» Assigned task: The word "title" marks the lines to report; pull each of them from the listing.

» Provided data:

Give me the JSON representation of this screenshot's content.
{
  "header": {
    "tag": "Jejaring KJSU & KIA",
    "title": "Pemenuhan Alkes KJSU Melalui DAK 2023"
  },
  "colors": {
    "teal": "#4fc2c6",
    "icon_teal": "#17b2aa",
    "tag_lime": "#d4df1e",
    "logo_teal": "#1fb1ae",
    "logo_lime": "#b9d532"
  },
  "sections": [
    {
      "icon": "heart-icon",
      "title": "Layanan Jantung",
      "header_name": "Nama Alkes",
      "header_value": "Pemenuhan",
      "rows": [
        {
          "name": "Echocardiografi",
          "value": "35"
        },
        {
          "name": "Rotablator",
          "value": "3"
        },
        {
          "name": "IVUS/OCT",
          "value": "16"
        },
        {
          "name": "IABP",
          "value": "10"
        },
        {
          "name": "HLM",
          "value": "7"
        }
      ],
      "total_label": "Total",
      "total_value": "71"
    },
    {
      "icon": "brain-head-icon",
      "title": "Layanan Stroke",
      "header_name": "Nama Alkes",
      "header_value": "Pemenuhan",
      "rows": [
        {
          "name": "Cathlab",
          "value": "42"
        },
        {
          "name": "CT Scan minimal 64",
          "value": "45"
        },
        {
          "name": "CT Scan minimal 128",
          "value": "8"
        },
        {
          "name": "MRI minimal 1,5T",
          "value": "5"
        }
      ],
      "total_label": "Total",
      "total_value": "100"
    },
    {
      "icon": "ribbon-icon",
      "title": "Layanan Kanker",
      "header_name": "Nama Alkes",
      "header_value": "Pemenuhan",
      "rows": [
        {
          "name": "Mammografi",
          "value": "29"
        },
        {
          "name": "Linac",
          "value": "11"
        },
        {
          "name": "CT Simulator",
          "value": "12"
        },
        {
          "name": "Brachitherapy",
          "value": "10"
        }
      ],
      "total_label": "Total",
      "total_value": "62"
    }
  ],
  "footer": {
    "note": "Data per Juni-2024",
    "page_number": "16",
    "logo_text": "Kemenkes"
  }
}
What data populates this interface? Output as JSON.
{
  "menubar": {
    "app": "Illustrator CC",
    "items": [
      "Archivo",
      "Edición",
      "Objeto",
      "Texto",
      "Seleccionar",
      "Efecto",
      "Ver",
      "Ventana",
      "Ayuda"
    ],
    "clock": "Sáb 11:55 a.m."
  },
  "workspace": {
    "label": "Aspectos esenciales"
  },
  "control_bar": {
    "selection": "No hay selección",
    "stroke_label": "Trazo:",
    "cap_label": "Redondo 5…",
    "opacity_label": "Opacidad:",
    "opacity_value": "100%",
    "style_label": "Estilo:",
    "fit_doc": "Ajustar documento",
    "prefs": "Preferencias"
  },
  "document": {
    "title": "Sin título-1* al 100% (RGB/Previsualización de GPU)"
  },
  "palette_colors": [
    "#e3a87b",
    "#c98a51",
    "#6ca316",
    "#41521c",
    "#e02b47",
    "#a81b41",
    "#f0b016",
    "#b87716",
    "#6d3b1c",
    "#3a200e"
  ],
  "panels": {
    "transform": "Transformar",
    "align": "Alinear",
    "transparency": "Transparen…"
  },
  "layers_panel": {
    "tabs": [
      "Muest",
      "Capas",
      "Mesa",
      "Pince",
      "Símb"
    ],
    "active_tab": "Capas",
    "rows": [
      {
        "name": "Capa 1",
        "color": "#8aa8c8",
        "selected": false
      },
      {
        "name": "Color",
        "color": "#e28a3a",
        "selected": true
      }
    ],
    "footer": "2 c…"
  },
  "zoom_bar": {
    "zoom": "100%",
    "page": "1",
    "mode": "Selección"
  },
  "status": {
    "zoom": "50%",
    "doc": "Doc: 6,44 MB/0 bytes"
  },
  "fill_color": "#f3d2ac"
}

» Expected answer:
    "title": "Pemenuhan Alkes KJSU Melalui DAK 2023"
      "title": "Layanan Jantung",
      "title": "Layanan Stroke",
      "title": "Layanan Kanker",
    "title": "Sin título-1* al 100% (RGB/Previsualización de GPU)"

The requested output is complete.